The peptide Lys-Leu-Leu-Arg-Phe is incubated with FDNB. After exposure to 6M HCl, the solution contains:
A free Lys labeled by FDNB & an unlabeled tetrapeptide.
5 free amino acids labeled by FDNB.
5 free amino acids with Lys & Arg labeled by FDNB.
Options a, b & c are all incorrect.
After purifying a protein, you react the protein with 1-fluoro-2,4-dinitrobenzene (FDNB or Sanger’s reagent) then with 6M HCl. You obtain DNP-Arg and DNP-Asp. Which of the following is an appropriate conclusion of the results?
The protein’s N-terminal residue is Arg & its C-terminal residue is Asp.
The protein’s N-terminal residue is Asp & its C-terminal residue is Arg.
The protein has two subunits; one with an Arg N-terminal residue and one with an Asp N-terminal residue.
Perhaps the protein has not been completely purified after all.
c and d.

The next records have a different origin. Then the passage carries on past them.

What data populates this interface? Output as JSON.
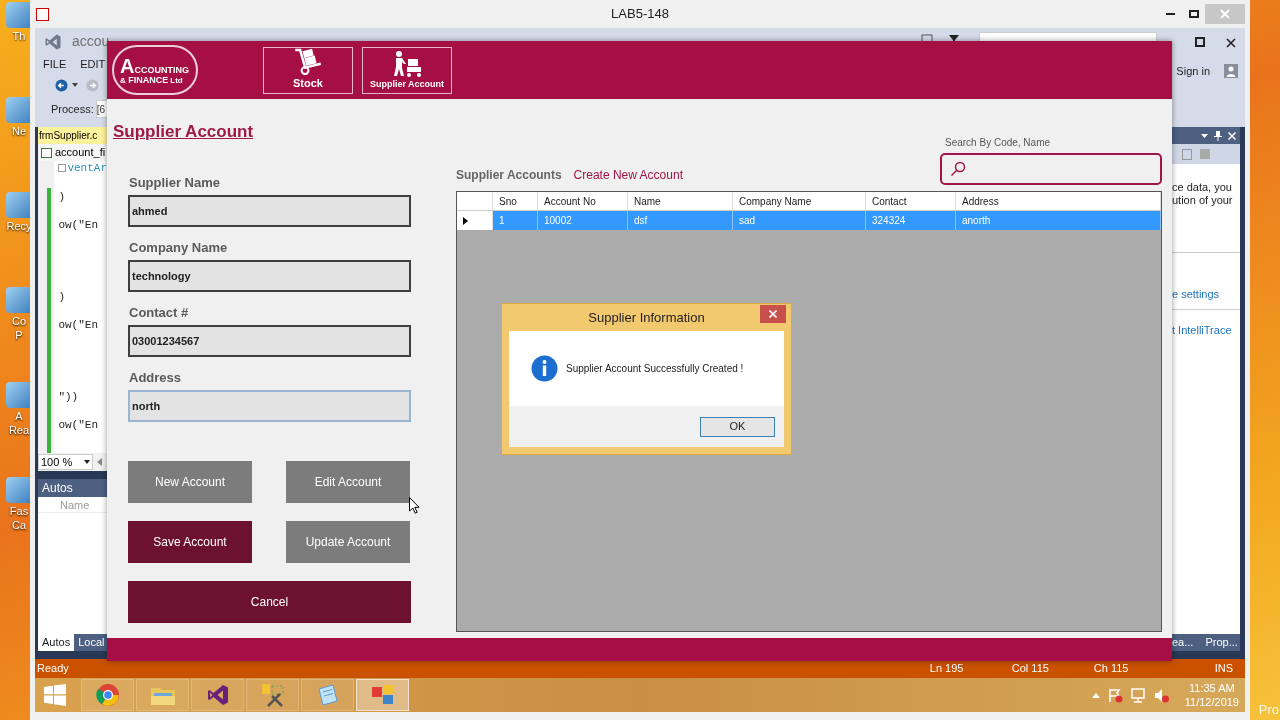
{
  "host_desktop": {
    "icons": [
      {
        "label": "Th"
      },
      {
        "label": "Ne"
      },
      {
        "label": "Recy"
      },
      {
        "label": "Co\nP"
      },
      {
        "label": "A\nRea"
      },
      {
        "label": "Fas\nCa"
      }
    ],
    "corner_text": "Pro"
  },
  "vm_window": {
    "title": "LAB5-148"
  },
  "ide": {
    "title": "accou",
    "menu": [
      "FILE",
      "EDIT"
    ],
    "sign_in": "Sign in",
    "process_label": "Process:",
    "process_value": "[6",
    "document_tab": "frmSupplier.c",
    "file_dropdown": "account_fi",
    "code_lines": [
      "ventAr",
      ")",
      "ow(\"En",
      ")",
      "ow(\"En",
      "\"))",
      "ow(\"En"
    ],
    "zoom": "100 %",
    "autos": {
      "title": "Autos",
      "column": "Name"
    },
    "bottom_tabs": [
      {
        "label": "Autos",
        "selected": true
      },
      {
        "label": "Local",
        "selected": false
      }
    ],
    "right_panel": {
      "lines": [
        "ce data, you",
        "ution of your"
      ],
      "links": [
        "e settings",
        "t IntelliTrace"
      ],
      "tabs": [
        "ea...",
        "Prop..."
      ]
    },
    "status_bar": {
      "state": "Ready",
      "line": "Ln 195",
      "column": "Col 115",
      "char": "Ch 115",
      "mode": "INS"
    }
  },
  "taskbar": {
    "apps": [
      {
        "kind": "chrome",
        "active": false
      },
      {
        "kind": "explorer",
        "active": false
      },
      {
        "kind": "visual-studio",
        "active": false
      },
      {
        "kind": "tools",
        "active": false
      },
      {
        "kind": "notepad",
        "active": false
      },
      {
        "kind": "windows-app",
        "active": true
      }
    ],
    "time": "11:35 AM",
    "date": "11/12/2019"
  },
  "app": {
    "logo": {
      "line_1": "ACCOUNTING",
      "symbol": "&",
      "line_2": "FINANCE",
      "suffix": "Ltd"
    },
    "nav": [
      {
        "kind": "stock",
        "label": "Stock"
      },
      {
        "kind": "supplier",
        "label": "Supplier Account"
      }
    ],
    "page_title": "Supplier Account",
    "fields": [
      {
        "label": "Supplier Name",
        "value": "ahmed",
        "focused": false
      },
      {
        "label": "Company Name",
        "value": "technology",
        "focused": false
      },
      {
        "label": "Contact #",
        "value": "03001234567",
        "focused": false
      },
      {
        "label": "Address",
        "value": "north",
        "focused": true
      }
    ],
    "buttons": [
      {
        "label": "New Account",
        "disabled": true
      },
      {
        "label": "Edit Account",
        "disabled": true
      },
      {
        "label": "Save Account",
        "disabled": false
      },
      {
        "label": "Update Account",
        "disabled": true
      },
      {
        "label": "Cancel",
        "disabled": false
      }
    ],
    "search": {
      "label": "Search By Code, Name"
    },
    "accounts": {
      "title": "Supplier Accounts",
      "link": "Create New Account",
      "columns": [
        "Sno",
        "Account No",
        "Name",
        "Company Name",
        "Contact",
        "Address"
      ],
      "rows": [
        {
          "cells": [
            "1",
            "10002",
            "dsf",
            "sad",
            "324324",
            "anorth"
          ],
          "selected": true
        }
      ]
    },
    "dialog": {
      "title": "Supplier Information",
      "message": "Supplier Account Successfully Created !",
      "button": "OK"
    }
  }
}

A 660 mg sample of a protein with quaternary structure (MW=132,000 g/mol) was treated with excess 1-fluoro-2,4-dinitrobenzene (FDNB) under slightly alkaline conditions until the reaction was complete. After FDNB treatment, the peptide bonds of the protein were then completely hydrolyzed by heating it with concentrated 6M HCl. The resulting solution was found to contain 5.5 mg of DNP-Val (shown in the figure below):

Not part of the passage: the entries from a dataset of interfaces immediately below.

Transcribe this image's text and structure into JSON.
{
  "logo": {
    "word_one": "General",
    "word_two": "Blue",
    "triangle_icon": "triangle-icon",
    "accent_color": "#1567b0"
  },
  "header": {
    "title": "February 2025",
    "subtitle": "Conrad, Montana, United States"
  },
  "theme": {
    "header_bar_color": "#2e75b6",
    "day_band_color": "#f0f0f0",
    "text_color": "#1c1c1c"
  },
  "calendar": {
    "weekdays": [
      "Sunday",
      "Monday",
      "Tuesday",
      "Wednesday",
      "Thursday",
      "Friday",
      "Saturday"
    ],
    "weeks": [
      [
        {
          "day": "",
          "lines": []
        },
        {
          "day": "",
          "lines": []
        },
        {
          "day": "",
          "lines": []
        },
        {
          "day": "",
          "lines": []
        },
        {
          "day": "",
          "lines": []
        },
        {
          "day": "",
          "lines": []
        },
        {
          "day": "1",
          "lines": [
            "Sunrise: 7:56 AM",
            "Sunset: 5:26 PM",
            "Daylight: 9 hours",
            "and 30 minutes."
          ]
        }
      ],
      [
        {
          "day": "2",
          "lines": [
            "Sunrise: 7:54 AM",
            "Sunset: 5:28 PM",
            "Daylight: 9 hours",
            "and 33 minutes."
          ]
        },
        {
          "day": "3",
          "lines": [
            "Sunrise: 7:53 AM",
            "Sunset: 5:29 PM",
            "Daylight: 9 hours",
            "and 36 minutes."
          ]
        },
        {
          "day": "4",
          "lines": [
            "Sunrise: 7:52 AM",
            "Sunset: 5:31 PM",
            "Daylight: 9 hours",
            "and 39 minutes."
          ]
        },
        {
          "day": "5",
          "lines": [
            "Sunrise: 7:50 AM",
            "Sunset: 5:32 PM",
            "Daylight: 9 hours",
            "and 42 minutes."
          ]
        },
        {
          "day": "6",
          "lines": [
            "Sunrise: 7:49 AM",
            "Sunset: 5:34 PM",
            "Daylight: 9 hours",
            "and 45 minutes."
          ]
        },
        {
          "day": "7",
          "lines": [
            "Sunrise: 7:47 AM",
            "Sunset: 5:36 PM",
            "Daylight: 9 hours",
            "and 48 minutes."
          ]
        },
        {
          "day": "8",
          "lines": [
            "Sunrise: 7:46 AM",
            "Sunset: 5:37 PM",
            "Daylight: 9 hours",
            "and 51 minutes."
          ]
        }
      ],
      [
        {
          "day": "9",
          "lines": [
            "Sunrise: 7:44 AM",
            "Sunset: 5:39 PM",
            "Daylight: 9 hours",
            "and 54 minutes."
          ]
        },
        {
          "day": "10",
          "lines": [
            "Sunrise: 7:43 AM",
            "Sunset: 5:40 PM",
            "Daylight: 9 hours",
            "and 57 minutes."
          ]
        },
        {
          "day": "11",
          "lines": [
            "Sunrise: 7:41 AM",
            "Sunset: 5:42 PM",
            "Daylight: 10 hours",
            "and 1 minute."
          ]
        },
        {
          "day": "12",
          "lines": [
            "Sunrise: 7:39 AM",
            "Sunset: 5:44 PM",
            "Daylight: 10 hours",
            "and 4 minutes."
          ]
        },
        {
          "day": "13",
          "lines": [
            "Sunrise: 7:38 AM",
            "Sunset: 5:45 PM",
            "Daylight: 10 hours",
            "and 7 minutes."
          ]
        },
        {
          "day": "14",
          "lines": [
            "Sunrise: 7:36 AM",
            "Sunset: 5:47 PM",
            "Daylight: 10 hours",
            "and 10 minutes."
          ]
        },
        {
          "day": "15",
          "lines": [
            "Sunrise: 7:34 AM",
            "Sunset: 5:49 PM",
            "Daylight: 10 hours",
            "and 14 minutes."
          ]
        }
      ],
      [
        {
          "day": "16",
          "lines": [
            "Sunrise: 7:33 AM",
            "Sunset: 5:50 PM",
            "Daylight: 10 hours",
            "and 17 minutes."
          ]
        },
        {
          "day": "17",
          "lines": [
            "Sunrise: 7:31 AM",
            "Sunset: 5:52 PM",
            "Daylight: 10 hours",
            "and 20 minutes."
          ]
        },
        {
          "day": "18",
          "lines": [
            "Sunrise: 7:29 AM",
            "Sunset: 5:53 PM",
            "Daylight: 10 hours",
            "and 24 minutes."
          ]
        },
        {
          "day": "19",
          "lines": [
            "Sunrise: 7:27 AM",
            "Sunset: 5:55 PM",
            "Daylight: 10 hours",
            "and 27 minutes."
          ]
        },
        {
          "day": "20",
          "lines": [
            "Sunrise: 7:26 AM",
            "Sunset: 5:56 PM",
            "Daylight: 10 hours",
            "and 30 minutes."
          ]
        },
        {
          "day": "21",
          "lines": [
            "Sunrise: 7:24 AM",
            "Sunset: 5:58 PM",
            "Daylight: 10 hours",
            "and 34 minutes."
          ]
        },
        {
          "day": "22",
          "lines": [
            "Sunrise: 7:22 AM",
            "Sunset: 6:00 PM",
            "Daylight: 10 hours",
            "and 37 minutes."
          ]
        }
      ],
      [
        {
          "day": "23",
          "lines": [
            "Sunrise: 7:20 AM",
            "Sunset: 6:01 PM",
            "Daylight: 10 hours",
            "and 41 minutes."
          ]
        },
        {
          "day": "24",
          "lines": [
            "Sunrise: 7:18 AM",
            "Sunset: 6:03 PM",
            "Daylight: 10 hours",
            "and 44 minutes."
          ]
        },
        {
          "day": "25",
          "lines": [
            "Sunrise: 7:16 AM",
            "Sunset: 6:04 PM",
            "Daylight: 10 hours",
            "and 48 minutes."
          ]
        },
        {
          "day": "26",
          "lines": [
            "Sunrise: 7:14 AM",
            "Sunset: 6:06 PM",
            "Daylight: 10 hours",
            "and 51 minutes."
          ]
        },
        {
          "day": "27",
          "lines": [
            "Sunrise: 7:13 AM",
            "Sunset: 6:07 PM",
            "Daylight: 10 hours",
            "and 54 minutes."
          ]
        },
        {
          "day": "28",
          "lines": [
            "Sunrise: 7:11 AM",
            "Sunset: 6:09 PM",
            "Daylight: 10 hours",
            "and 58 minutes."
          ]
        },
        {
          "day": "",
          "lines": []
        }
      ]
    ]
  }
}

2,4-Dinitrophenyl derivatives of the α-amino groups of the other amino acids were not detected. Assuming 100% yield for the reaction of FDNB with the protein, determine the number of subunits in this protein.